─── Source records ───
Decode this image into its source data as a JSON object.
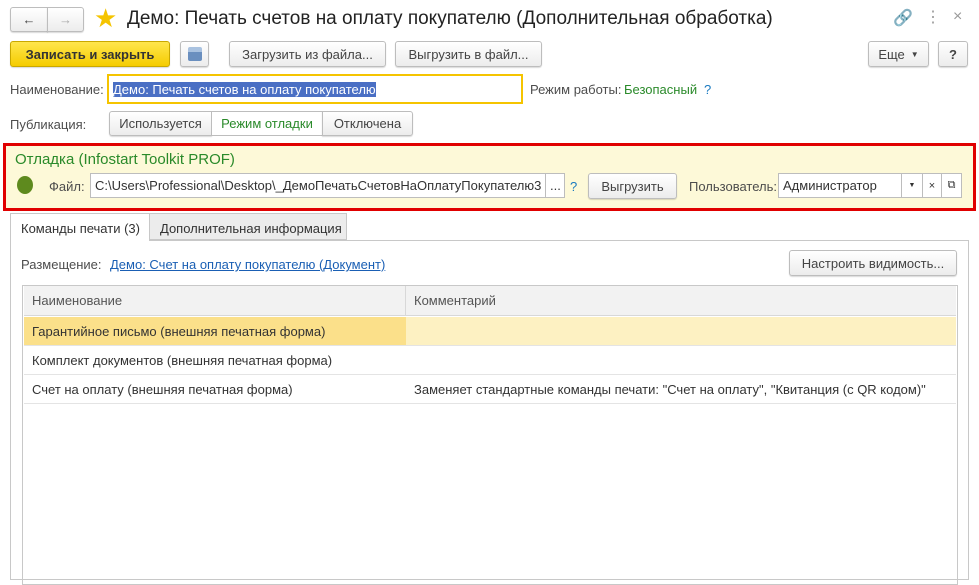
{
  "window": {
    "title": "Демо: Печать счетов на оплату покупателю (Дополнительная обработка)"
  },
  "toolbar": {
    "save_close": "Записать и закрыть",
    "load": "Загрузить из файла...",
    "unload": "Выгрузить в файл...",
    "more": "Еще",
    "help": "?"
  },
  "form": {
    "name_label": "Наименование:",
    "name_value": "Демо: Печать счетов на оплату покупателю",
    "mode_label": "Режим работы:",
    "mode_value": "Безопасный",
    "mode_help": "?",
    "publication_label": "Публикация:",
    "publication_options": [
      "Используется",
      "Режим отладки",
      "Отключена"
    ],
    "publication_selected": "Режим отладки"
  },
  "debug": {
    "title": "Отладка (Infostart Toolkit PROF)",
    "file_label": "Файл:",
    "file_value": "C:\\Users\\Professional\\Desktop\\_ДемоПечатьСчетовНаОплатуПокупателю3",
    "browse": "...",
    "help": "?",
    "unload": "Выгрузить",
    "user_label": "Пользователь:",
    "user_value": "Администратор"
  },
  "tabs": [
    {
      "label": "Команды печати (3)",
      "active": true
    },
    {
      "label": "Дополнительная информация",
      "active": false
    }
  ],
  "commands": {
    "placement_label": "Размещение:",
    "placement_link": "Демо: Счет на оплату покупателю (Документ)",
    "visibility_button": "Настроить видимость...",
    "columns": [
      "Наименование",
      "Комментарий"
    ],
    "rows": [
      [
        "Гарантийное письмо (внешняя печатная форма)",
        ""
      ],
      [
        "Комплект документов (внешняя печатная форма)",
        ""
      ],
      [
        "Счет на оплату (внешняя печатная форма)",
        "Заменяет стандартные команды печати: \"Счет на оплату\", \"Квитанция (с QR кодом)\""
      ]
    ]
  },
  "colors": {
    "accent": "#f5cc00",
    "debug_border": "#e00000",
    "debug_bg": "#fdf9d8",
    "selected_row": "#fbe08a",
    "green": "#2a8a2a"
  }
}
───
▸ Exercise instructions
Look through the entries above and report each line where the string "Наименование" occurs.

▸ Written answer
    "name_label": "Наименование:",
      "Наименование",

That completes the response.